Eastern White Pine
White pine, the largest tree on the East Coast, remained unrivaled as timber tree for 300 years. Extensive forests of trees
150 ft tall
astounded the first settlers. Those abundant 400-year-old pines were turned into fortunes of the wealthiest Massachusetts
White pine, along with fish and fir, was the only export of early New England. Many colonial homes used pine for paneling,
and furniture. Tall, straight, and lightweight, white pine was ideal for sailing ship masts. As they did not have a tree
of such grandeur
in Europe, the British had to put together two Scots pines ("Riga firs") for each tall mast. When the news about the discovered
"Weymouth pine" arrived during the reign of King William and Mary, the largest trees were immediately reserved for the
stamped with the "King's Broad Arrow." The decree on white pine was sabotaged, so that the British Crown even attempted
a spy system
to protect the trees. The American Revolution broke out to the large extent due to the controversy about white pine, whose
the first flag of the revolutionary forces. Only one percent of the old-growth forests
remain after the extensive logging operations of the 18th-early 20th century.
Differently from pitch pine, white pine does not withstand the fire. A few old white pines found in Alper Preserve
must have escaped the large fires of the 20th century. The soft, thin, and flexible blue-green needles of this pine are
in clusters of 5.
On young growth, the bark is thin, smooth, greenish-brown; on older trees, it becomes deeply fissured and dark. Cones ripen
for two years.
Mature ones are elongate (to 8" long). Cone production peaks every 3-5 years. As in other pines, seeds are winged, wind-dispersed.
and red squirrels, mice, and 16 species of songbirds have been known as white pine seed consumers. Native Americans dried
the soft inner
bark to make flour, stewed young cones, and ate the nutritious seeds. Pine resin (sap) was used by tribes to treat infections
waterproof baskets, pails, and boats.
Overwintering first-year cones. March 22
Second-year cones dispersing seeds.
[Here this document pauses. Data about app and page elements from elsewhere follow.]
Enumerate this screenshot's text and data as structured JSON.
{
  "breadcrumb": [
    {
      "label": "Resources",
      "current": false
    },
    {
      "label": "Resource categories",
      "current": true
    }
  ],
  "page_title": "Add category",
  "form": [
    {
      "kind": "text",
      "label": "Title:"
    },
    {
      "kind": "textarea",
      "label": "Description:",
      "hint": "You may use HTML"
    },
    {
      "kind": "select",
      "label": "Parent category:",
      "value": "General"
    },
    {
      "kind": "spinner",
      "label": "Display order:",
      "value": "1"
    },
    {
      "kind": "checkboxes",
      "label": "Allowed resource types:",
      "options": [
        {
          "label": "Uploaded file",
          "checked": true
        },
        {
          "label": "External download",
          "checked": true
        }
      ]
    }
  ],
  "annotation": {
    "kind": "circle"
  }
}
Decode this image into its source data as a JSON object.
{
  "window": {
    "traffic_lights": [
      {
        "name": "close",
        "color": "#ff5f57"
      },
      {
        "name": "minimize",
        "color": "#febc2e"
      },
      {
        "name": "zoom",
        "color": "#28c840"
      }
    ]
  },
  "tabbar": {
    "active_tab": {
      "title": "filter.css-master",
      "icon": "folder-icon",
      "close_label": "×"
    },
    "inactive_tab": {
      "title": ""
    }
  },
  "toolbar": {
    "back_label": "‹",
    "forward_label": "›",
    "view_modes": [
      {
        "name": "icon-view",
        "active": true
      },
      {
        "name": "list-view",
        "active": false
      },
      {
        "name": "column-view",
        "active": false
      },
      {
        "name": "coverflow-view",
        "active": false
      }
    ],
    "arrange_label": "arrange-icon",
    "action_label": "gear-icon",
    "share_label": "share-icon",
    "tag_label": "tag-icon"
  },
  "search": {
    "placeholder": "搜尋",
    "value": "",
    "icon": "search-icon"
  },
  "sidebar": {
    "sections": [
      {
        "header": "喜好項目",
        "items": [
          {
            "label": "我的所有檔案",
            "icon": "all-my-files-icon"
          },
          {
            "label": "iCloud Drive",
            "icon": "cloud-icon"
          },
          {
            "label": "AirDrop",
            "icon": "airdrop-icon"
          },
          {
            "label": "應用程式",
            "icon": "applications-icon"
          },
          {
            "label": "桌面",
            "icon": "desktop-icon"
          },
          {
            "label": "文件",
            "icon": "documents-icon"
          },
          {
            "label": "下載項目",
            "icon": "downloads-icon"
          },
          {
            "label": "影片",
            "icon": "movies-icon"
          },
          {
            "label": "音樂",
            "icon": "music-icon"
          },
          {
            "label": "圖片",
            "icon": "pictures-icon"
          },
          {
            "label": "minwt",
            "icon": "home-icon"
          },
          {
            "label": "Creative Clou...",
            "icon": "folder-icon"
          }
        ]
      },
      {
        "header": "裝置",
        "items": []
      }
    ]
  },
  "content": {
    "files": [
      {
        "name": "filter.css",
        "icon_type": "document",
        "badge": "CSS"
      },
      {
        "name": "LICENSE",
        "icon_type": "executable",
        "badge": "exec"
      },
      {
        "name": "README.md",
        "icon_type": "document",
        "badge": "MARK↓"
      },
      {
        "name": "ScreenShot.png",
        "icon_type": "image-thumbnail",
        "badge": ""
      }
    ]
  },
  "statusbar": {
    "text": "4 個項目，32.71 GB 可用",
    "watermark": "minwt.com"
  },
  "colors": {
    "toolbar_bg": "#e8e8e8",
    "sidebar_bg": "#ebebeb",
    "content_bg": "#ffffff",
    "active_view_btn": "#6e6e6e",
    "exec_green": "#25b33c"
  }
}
September 22
Evergreen conifers also have their needle-dropping season when they shed a part of their foliage. September 29, Myles Standish
The lifespan of needles is 2-3 years. A white pine that has recently dropped old needles. Myles Standish SF, October 12.